-- Exercise inputs follows --

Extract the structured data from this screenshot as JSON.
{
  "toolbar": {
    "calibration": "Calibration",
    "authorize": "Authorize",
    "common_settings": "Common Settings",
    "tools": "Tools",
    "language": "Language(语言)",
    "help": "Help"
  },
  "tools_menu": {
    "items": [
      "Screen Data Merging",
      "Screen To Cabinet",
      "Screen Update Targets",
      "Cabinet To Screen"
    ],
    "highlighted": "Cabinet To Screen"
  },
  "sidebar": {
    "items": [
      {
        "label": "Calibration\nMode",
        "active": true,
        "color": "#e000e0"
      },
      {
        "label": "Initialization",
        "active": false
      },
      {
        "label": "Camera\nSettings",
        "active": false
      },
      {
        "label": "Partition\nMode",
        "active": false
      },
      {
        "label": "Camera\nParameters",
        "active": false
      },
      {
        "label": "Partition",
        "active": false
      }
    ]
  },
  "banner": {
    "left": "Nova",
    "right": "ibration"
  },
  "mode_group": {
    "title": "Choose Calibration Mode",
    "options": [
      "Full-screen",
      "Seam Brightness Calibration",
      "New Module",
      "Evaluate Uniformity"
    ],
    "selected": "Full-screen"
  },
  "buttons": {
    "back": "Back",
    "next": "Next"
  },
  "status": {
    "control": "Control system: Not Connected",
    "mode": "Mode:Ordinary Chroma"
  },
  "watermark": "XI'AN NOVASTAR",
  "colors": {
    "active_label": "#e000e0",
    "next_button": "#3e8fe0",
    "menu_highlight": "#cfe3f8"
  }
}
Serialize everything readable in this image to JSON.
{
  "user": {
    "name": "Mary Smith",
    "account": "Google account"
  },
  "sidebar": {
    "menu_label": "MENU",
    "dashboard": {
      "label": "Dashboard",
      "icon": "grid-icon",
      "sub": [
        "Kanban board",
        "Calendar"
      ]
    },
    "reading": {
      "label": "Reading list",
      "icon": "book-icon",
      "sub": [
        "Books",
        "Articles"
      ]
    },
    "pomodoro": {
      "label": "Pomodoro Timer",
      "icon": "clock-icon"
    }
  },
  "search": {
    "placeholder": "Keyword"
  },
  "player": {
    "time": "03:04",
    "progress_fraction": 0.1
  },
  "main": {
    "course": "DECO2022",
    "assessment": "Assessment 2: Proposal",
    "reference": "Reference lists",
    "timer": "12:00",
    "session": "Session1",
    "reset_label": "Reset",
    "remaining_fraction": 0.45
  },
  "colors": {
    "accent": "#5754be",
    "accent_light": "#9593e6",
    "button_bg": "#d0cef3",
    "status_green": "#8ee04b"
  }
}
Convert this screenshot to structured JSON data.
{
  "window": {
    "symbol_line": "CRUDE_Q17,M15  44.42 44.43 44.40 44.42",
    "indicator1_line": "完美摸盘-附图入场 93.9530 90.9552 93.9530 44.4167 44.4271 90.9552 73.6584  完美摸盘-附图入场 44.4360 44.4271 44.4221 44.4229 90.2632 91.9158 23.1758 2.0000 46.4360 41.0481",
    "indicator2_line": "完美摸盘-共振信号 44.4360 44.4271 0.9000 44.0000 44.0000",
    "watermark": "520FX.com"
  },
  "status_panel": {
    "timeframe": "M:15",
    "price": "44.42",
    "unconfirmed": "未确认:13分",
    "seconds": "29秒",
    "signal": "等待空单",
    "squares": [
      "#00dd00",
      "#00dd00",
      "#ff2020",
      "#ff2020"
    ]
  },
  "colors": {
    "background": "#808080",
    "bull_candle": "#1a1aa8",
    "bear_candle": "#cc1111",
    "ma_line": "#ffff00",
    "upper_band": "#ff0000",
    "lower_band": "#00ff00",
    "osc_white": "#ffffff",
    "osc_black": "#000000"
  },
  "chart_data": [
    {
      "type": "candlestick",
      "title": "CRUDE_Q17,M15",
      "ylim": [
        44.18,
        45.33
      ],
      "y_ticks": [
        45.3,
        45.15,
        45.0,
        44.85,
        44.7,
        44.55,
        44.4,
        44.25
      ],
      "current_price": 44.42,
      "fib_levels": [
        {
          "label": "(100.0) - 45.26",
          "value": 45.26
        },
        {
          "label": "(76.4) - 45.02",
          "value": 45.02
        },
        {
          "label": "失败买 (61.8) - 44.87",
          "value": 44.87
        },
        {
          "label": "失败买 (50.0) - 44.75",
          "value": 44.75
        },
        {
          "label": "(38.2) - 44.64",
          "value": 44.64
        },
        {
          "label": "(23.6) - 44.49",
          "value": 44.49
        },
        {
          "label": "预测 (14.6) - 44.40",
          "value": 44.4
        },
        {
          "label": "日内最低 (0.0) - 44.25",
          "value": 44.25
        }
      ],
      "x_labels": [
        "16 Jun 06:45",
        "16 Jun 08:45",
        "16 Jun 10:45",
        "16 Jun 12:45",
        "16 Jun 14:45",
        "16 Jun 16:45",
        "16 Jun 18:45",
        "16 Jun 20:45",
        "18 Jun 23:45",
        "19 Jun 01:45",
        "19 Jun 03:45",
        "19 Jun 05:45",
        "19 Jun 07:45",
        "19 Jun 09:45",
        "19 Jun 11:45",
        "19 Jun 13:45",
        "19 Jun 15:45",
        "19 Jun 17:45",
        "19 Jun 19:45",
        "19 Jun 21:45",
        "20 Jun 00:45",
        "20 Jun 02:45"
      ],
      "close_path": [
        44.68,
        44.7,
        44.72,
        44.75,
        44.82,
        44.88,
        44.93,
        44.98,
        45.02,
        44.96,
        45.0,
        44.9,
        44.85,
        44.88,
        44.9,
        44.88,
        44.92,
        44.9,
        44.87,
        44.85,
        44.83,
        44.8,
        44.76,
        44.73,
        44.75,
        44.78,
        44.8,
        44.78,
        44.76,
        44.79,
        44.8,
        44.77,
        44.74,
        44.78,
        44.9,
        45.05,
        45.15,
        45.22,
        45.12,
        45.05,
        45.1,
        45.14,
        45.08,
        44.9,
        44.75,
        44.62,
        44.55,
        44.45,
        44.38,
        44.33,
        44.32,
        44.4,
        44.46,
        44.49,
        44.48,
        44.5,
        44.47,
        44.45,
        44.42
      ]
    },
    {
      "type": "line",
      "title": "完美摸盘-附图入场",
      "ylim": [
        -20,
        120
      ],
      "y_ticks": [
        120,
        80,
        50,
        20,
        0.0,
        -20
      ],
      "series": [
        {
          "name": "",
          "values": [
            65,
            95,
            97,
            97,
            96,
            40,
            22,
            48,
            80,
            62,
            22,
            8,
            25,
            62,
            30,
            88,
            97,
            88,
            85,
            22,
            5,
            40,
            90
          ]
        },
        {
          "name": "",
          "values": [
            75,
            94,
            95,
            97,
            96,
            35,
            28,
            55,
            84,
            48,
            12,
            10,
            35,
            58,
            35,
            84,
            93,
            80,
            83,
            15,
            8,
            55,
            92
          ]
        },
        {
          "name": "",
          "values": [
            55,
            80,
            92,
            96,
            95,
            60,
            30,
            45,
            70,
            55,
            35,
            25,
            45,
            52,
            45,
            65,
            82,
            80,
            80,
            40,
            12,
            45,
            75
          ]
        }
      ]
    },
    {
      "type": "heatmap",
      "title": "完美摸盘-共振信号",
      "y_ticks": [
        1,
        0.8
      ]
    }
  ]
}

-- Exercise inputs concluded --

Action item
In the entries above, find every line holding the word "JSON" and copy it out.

Solution for this task
Extract the structured data from this screenshot as JSON.
Serialize everything readable in this image to JSON.
Convert this screenshot to structured JSON data.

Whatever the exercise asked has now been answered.